Dataset records:
━━━━━━━━━━━━━━━━━━━━

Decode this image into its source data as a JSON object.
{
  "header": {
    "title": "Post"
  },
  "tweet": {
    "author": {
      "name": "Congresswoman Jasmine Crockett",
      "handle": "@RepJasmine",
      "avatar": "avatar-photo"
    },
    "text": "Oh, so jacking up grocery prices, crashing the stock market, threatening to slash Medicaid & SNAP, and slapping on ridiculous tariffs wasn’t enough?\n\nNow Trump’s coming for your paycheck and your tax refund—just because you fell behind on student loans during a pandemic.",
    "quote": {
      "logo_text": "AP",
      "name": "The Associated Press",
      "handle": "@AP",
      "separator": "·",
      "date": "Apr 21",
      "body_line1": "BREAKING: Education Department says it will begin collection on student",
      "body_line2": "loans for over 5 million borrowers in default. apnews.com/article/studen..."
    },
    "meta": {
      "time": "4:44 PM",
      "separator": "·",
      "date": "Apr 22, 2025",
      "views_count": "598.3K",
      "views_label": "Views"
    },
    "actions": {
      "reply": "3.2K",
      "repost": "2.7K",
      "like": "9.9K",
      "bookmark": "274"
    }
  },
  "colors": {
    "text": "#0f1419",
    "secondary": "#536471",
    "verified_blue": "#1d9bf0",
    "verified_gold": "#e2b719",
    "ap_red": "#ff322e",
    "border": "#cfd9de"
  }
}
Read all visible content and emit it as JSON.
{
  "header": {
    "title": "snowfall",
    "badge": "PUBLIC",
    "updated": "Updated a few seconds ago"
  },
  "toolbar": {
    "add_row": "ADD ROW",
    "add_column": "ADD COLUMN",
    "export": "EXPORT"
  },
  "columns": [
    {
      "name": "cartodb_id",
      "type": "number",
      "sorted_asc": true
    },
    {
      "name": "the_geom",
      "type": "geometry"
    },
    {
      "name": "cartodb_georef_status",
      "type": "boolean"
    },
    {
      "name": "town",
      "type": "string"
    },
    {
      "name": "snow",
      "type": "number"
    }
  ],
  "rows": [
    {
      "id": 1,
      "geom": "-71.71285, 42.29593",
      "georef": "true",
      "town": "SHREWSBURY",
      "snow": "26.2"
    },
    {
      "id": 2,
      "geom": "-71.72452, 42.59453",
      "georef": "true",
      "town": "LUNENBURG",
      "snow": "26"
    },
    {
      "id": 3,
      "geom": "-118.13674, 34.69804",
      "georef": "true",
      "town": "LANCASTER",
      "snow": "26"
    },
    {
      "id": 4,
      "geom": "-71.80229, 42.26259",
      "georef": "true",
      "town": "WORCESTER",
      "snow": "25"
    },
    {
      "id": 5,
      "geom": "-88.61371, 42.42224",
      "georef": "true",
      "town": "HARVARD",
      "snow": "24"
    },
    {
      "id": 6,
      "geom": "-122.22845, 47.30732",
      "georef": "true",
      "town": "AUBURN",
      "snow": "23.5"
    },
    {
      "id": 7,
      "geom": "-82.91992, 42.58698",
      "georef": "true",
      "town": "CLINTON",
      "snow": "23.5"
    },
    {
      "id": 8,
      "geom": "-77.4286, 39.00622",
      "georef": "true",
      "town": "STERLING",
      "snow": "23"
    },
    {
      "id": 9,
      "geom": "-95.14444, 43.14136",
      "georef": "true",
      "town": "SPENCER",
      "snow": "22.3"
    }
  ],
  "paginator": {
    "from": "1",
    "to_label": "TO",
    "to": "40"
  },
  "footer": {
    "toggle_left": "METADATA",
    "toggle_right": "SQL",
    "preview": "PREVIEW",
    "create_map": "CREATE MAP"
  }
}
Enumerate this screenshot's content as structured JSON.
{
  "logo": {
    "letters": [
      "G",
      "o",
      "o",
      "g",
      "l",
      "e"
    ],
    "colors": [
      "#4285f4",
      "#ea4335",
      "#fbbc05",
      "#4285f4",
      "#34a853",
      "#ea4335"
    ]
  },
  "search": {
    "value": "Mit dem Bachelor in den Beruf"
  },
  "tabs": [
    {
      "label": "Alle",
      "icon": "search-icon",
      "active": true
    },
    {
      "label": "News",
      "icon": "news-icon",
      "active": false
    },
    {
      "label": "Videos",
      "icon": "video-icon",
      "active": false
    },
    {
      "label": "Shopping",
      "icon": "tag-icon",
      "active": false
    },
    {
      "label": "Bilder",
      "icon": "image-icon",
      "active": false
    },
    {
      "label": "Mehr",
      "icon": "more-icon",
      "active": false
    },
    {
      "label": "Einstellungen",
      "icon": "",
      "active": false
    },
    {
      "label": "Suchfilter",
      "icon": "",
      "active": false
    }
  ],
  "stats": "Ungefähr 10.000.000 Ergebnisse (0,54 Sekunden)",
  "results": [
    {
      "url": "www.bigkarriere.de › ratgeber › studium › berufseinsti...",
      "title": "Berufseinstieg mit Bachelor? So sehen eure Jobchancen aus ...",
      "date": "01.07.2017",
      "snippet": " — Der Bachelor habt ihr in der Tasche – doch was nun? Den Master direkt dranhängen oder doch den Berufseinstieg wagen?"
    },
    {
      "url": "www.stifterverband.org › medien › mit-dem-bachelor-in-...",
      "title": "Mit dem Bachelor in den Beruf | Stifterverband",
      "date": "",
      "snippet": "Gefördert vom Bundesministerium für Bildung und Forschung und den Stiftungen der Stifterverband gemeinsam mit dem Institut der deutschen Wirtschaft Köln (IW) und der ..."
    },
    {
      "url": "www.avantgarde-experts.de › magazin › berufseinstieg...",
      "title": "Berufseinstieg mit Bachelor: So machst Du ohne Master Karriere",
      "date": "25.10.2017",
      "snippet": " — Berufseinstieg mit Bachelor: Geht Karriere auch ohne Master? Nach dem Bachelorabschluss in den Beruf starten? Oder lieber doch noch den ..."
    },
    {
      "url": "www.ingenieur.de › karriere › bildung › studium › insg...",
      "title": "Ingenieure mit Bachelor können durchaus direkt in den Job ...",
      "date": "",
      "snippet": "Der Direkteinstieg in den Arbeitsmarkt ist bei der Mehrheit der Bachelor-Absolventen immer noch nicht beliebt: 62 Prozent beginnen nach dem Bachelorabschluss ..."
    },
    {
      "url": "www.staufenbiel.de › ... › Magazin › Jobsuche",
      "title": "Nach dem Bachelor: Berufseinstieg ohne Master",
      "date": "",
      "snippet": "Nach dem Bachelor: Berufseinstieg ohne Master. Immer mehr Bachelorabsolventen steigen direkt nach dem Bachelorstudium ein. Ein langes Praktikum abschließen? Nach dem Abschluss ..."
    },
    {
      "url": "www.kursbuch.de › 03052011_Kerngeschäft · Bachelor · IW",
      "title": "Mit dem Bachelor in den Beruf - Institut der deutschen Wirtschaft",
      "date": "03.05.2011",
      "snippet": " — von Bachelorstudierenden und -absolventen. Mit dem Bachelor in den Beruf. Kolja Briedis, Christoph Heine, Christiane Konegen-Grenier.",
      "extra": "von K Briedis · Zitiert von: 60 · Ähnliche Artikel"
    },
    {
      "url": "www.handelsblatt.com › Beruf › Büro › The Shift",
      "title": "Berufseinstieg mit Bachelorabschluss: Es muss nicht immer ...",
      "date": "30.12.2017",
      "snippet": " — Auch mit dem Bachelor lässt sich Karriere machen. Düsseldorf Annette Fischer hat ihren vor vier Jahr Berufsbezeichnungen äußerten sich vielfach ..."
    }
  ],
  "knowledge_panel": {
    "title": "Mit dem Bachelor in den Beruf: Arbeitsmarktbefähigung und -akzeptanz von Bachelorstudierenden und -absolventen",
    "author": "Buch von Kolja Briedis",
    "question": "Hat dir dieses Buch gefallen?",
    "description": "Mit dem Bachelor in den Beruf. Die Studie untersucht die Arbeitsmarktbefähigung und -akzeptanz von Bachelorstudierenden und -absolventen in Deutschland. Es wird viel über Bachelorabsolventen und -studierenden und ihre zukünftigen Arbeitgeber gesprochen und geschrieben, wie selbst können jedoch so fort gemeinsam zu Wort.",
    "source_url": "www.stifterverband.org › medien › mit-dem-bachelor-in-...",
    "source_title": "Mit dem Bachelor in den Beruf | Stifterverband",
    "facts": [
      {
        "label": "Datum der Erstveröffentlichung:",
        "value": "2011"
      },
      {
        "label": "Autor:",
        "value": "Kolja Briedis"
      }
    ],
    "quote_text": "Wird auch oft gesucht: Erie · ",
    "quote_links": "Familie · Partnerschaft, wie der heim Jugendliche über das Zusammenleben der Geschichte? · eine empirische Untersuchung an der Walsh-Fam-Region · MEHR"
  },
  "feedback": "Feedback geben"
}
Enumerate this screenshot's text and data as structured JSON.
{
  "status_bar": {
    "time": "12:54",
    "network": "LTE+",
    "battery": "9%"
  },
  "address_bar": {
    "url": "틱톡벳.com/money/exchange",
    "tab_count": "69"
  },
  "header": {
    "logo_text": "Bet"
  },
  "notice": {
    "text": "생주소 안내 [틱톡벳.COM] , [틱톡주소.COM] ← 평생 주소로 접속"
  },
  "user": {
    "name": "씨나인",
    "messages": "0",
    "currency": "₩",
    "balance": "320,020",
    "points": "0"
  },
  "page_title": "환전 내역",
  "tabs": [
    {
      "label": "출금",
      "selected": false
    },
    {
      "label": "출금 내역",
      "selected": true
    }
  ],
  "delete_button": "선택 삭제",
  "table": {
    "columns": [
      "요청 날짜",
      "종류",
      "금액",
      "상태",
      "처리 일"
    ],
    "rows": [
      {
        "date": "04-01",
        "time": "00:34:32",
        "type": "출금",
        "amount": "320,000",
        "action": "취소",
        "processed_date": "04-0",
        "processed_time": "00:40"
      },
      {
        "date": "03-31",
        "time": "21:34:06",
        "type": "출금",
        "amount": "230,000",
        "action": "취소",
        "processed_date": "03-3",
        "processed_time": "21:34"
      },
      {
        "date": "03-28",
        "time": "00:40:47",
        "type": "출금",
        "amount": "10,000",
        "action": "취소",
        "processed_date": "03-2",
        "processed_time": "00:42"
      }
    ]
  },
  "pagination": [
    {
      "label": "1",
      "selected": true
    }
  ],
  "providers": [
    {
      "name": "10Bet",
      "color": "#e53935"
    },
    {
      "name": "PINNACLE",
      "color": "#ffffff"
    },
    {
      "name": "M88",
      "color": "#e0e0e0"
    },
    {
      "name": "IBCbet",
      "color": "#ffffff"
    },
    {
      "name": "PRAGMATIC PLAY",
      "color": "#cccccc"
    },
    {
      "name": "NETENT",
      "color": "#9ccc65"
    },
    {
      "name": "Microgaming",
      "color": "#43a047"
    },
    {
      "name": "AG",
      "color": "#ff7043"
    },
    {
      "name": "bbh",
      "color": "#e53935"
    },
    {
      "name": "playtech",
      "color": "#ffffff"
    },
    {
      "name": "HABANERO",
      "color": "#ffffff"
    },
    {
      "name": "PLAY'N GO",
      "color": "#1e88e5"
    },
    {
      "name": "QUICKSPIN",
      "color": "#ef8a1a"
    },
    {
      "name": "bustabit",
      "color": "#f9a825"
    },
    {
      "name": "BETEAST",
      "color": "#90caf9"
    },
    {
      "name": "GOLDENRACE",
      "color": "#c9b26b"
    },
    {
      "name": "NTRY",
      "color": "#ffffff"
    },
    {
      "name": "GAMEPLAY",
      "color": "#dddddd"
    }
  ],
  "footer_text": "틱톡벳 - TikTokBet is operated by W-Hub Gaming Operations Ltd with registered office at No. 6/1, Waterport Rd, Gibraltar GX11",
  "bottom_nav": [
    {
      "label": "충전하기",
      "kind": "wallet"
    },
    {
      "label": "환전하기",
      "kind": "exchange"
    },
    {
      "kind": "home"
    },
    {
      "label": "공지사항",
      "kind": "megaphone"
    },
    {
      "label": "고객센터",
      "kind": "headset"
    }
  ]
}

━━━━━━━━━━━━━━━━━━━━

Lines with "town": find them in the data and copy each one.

== Answer below ==
      "name": "town",
      "town": "SHREWSBURY",
      "town": "LUNENBURG",
      "town": "LANCASTER",
      "town": "WORCESTER",
      "town": "HARVARD",
      "town": "AUBURN",
      "town": "CLINTON",
      "town": "STERLING",
      "town": "SPENCER",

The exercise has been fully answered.